Regulators have important surveillance role during coronavirus

  • By Lisa Carroll

A new survey by CFA Institute reveals most Australian respondents have very strong views on what regulators should do during the COVID-19 pandemic, with most thinking market surveillance is very important along with compliance activity. 

At the same time, most think the pandemic will prevail for some time, depressing economic activity.

Among the most concerning findings of the survey of CFA Institute members is that most Australian respondents, or 51 per cent, believe that the COVID-19 crisis could trigger unethical behaviour from finance and investment professionals, as opportunities to gain in crisis conditions present themselves.
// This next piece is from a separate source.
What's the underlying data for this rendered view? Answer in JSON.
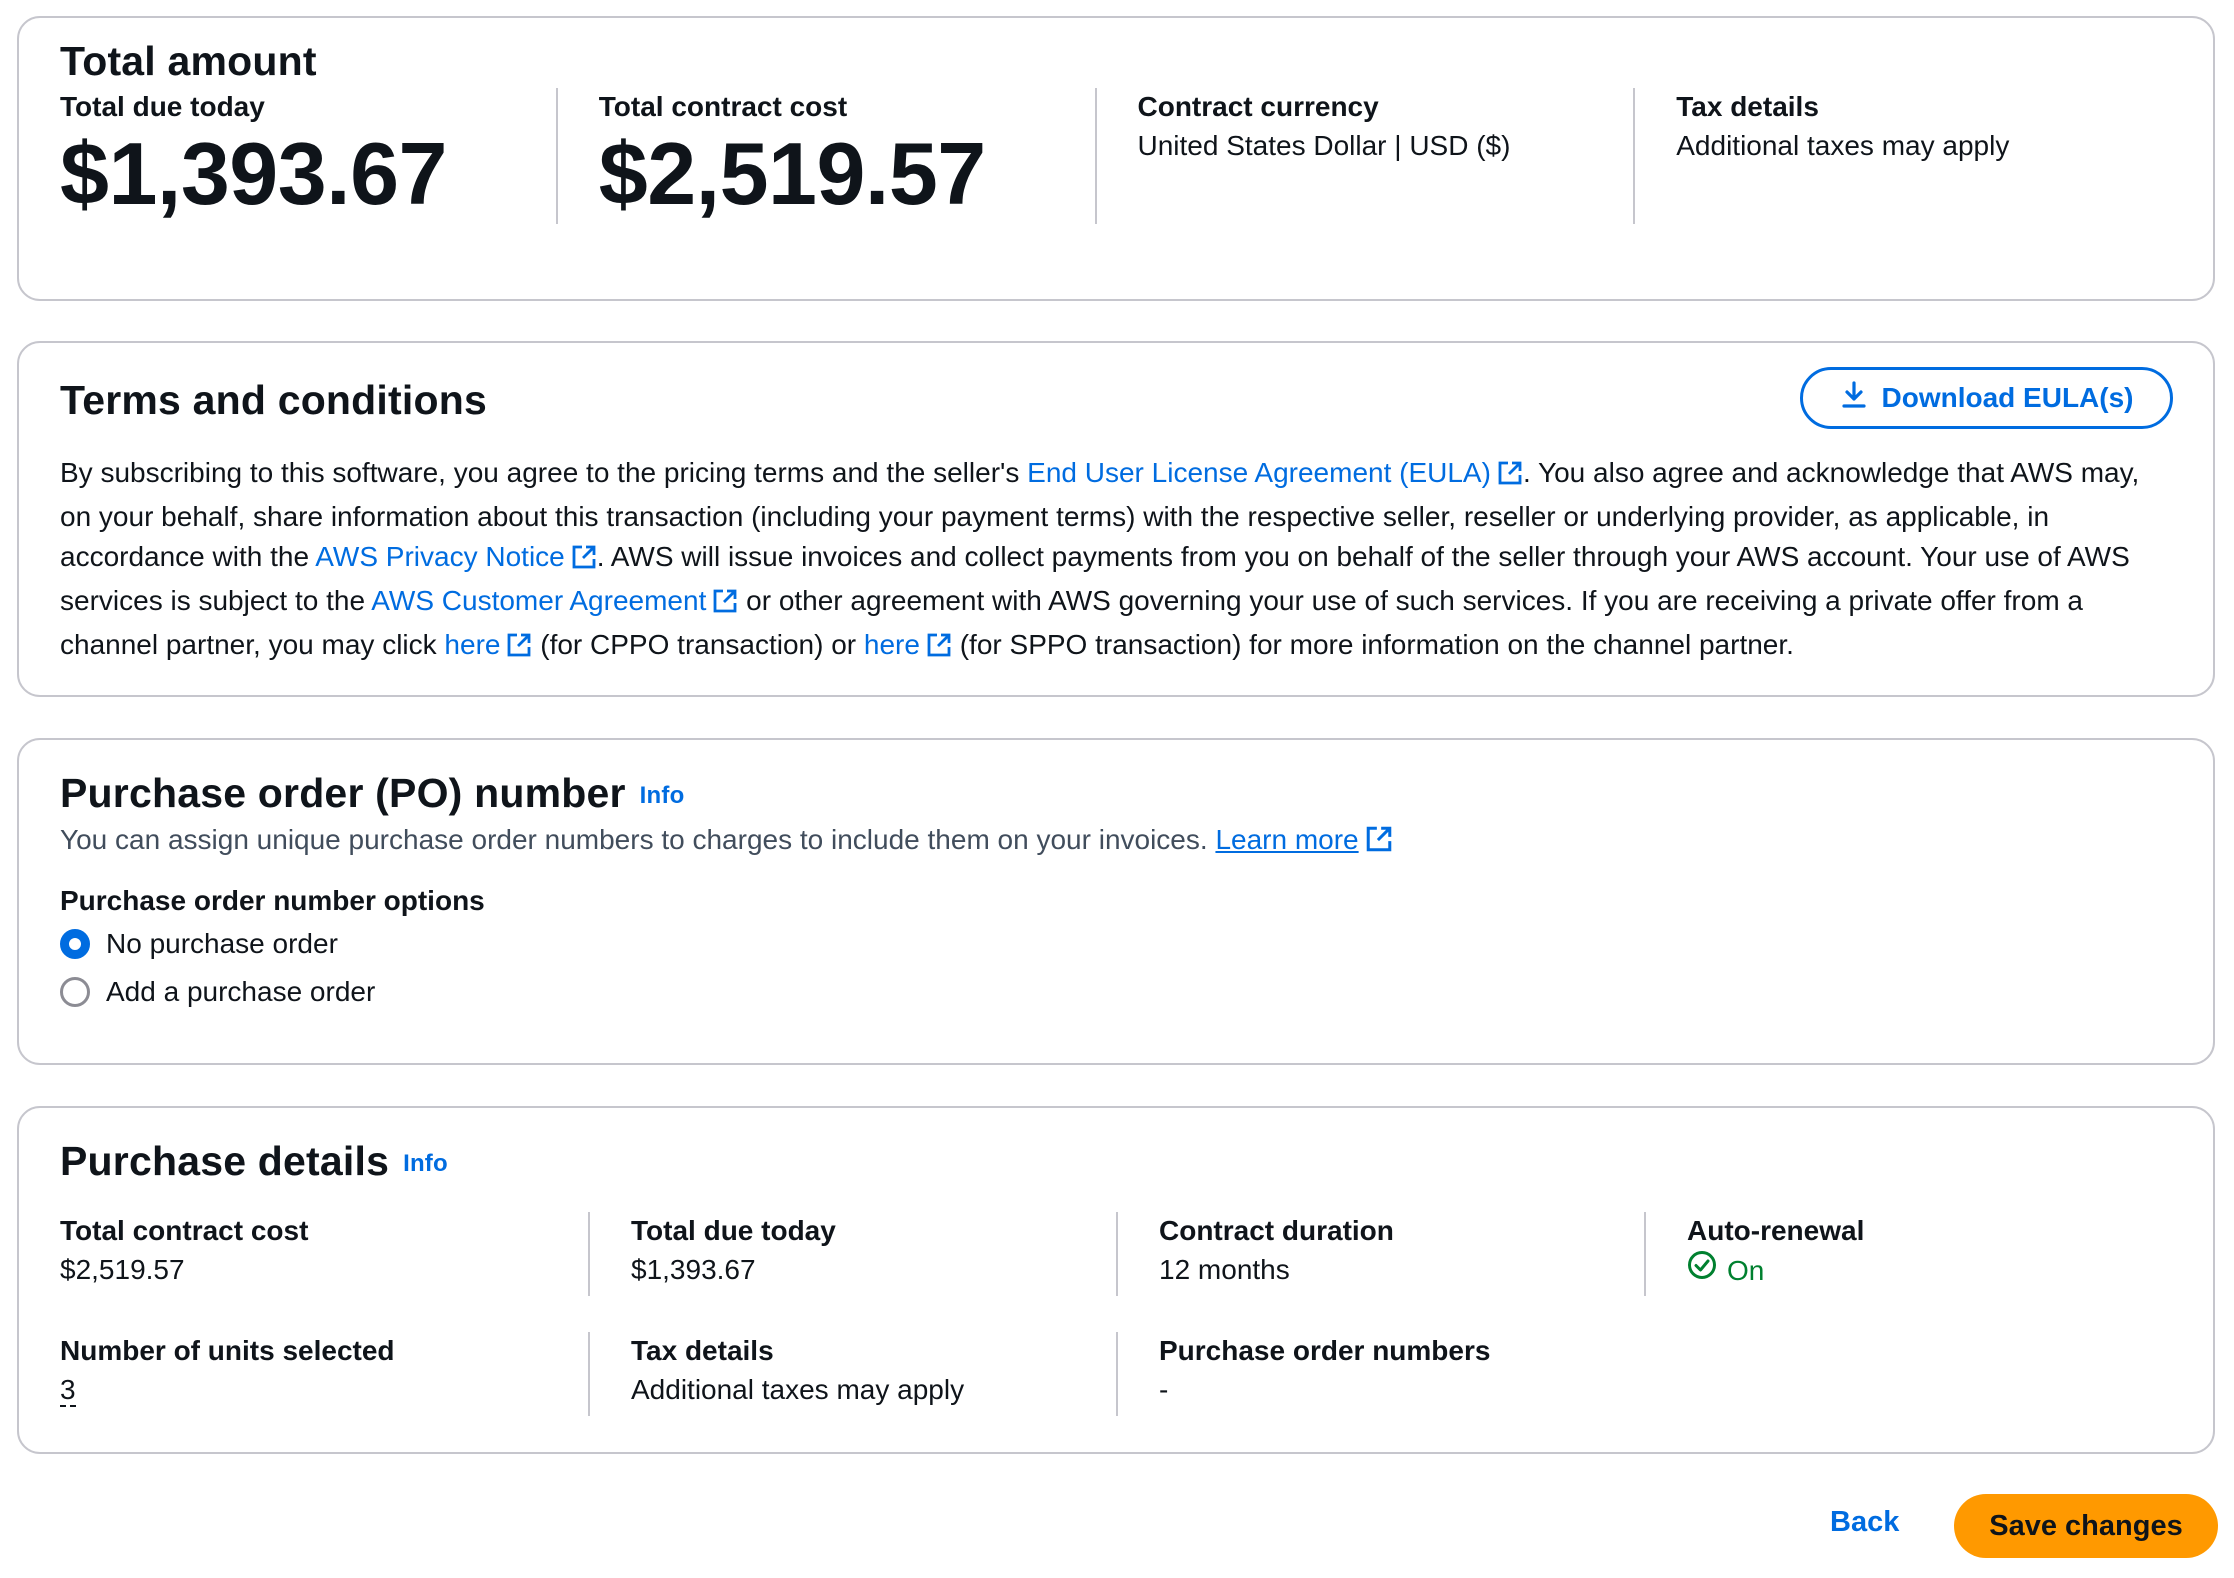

Notably, the survey revealed that almost all Australian respondents (98 per cent) thought the regulator should educate the public about the risks of investor fraud while 81 per cent thought it should focus on market surveillance and compliance and enforcement activity, compared to 82 per cent globally. 

At the same time, 82 per cent of Australian respondents believe that companies that receive emergency support during the crisis should not pay dividends, compensate executives with bonuses or conduct share buybacks, compared to 75 per cent globally. 

Those findings support action taken in early April by governments and regulators worldwide, including in Australia, to limit the distribution of capital to shareholders. 

The Australian Prudential Regulation Authority (APRA) recently asked banks to cap dividend payout ratios at 50 per cent of earnings for the remainder of the calendar year, though that is a softening of APRA's April direction to banks to "defer" or "materially reduce" the payments.

The survey of the global membership of CFA Institute was extensive - 13,278 members working in financial services (banking and asset management) responded, with 251 Australians participating. The survey results are contained in CFA Institute report, Is the Coronavirus Rocking the Foundations of Capital Markets.

On the shape of a potential economic recovery, 45 per cent of Australian respondents expect a medium-term ‘hockey stick’ shaped recovery, with some stagnation expected for the next two to three years until signs of recovery are visible.  

...as financial markets and economies are hit by the COVID-19 crisis, all participants in the banking and financial services industry need to ensure that they do not prioritise their personal financial interests ahead of those of the investing public or their companies or adopt illegal practices. 

Most respondents are conservative on recovery expectations as compared to some global banking CEOs, who have appeared more optimistic.  In Australia, the Commonwealth Bank CEO Matt Comyn noted some early signs pointing to an economic recovery, backed up in June by a survey by the bank on household spending2.  

While a quick recovery is not seen, it is worth pointing out that only 4 per cent of respondents are prophesying long-term economic stagnation, similar to what economist Nouriel Roubini has been alluding to, that is, the lost decade of the 2020s. 

So, all is not bleak, though things may get worse before they get better for the economy and employment.

While it is too early to predict the longer-term effects on employment, 44 per cent of Australian respondents see no change in their firm’s hiring plans, compared to 54 per cent globally, and 45 per cent report a hiring freeze, (36 per cent globally), with only 10 per cent reporting downsizing in Australia (13 per cent globally). 

Within local shores, the big banks have not yet announced job cuts in response to the COVID-19 pandemic. 

That contrasts to Europe where HSBC Holdings plans to eliminate as many as 35,000 positions and Deutsche Bank has recently announced plans to recommence cutting its workforce by another 12,000 over the next 30 months3.  

Standard Chartered is also beginning a new round of job cuts.

But as economic growth stalls, some respondents are predicting large-scale bankruptcies (42 per cent of Australian respondents) and an acceleration of automation to reduce costs (24 per cent). 

Further consolidation was expected by some Australian respondents (36 per cent), as well a potential reduction in the globalisation of financial markets and investment flows (38 per cent).

Turning back to ethics, as financial markets and economies are hit by the COVID-19 crisis, all participants in the banking and financial services industry need to ensure that they do not prioritise their personal financial interests ahead of those of the investing public or their companies or adopt illegal practices. 

This is something regulators will need to monitor closely as the pandemic leads to stressed market conditions.

Lisa Carroll is the CEO of CFA Societies of Australia

 

1These examples include Goldman Sachs chief strategist Peter Oppenheimer at the end of February commenting on the temporary nature of the impact and see ex-CEO Lloyd Blankfein in early March on the sound economic fundamentals in the United States. 
2 https://www.commbank.com.au/guidance/newsroom/household-spending-intentions-series-may-202006.html; https://www.smh.com.au/politics/federal/cba-boss-sees-nascent-signs-of-post-pandemic-recovery-20200510-p54rjx.html
3  https://www.bloomberg.com/news/articles/2020-06-17/europe-s-big-banks-back-to-cutting-jobs-after-coronavirus-pause